__What is being asked__.
Determine how many lines in the listing hold "case" and give only that number.

__Information given__.
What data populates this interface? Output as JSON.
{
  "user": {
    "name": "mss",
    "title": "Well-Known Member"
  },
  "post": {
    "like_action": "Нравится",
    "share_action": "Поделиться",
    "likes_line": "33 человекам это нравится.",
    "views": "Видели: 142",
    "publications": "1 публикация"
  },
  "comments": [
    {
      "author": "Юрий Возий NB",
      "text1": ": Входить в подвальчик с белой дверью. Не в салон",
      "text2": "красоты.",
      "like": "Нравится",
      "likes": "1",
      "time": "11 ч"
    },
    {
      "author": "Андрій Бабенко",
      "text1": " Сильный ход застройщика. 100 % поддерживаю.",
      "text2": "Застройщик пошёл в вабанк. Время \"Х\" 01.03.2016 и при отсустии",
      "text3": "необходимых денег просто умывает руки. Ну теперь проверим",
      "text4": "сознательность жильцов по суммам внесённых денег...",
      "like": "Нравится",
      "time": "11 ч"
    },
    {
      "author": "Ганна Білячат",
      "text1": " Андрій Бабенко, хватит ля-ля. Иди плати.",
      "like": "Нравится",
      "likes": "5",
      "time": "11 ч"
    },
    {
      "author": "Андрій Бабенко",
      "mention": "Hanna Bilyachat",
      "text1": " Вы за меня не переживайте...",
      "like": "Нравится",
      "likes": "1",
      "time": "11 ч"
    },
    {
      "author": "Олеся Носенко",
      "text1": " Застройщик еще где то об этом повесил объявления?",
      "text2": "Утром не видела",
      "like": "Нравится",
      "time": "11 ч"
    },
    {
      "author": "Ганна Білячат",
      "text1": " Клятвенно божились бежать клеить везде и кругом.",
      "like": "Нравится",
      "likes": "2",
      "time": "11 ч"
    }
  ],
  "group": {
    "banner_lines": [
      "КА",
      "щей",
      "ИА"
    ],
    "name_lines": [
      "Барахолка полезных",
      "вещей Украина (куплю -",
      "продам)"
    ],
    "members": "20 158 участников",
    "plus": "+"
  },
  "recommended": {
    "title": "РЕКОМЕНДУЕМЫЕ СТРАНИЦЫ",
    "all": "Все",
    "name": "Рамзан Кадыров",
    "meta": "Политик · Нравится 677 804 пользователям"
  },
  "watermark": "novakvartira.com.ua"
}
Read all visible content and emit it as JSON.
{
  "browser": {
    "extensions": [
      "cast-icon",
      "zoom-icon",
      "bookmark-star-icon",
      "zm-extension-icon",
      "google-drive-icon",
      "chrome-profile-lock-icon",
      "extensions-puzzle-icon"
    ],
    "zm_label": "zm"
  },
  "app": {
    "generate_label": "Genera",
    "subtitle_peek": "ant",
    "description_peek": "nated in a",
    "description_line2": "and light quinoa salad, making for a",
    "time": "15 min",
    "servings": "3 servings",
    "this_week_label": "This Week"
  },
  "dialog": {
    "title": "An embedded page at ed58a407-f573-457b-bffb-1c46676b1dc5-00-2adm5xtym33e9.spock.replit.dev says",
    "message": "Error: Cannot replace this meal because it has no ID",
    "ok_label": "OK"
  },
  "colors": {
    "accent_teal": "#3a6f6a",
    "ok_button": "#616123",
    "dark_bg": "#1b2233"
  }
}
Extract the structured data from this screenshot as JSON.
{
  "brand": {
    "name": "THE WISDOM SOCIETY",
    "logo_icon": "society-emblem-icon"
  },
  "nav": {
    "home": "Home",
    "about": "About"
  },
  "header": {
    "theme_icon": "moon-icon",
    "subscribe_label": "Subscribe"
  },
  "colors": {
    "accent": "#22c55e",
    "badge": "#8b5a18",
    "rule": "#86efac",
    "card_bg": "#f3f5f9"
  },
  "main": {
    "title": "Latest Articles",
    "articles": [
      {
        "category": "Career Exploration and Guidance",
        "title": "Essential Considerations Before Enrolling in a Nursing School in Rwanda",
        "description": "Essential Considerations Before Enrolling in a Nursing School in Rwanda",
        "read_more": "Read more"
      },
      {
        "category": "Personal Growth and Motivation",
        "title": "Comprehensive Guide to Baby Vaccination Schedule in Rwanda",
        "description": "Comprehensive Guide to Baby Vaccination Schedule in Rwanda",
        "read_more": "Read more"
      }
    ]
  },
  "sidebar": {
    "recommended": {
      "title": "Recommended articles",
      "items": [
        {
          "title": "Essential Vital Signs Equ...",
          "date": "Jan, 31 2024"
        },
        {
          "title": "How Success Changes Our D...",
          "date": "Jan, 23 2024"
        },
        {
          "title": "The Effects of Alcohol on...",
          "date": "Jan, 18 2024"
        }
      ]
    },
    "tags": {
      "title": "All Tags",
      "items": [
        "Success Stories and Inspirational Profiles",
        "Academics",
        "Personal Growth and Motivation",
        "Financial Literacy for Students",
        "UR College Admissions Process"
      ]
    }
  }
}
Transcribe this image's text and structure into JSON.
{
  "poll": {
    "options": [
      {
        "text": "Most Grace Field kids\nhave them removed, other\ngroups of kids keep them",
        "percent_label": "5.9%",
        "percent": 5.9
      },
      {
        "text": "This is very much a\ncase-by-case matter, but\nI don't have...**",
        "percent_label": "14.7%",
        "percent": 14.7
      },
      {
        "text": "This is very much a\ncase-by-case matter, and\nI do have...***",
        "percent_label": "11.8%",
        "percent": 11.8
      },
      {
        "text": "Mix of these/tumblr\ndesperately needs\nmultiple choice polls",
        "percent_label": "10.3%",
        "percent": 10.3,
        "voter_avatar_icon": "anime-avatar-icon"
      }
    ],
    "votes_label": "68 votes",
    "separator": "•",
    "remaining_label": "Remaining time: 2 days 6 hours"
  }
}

__Written reply__.
2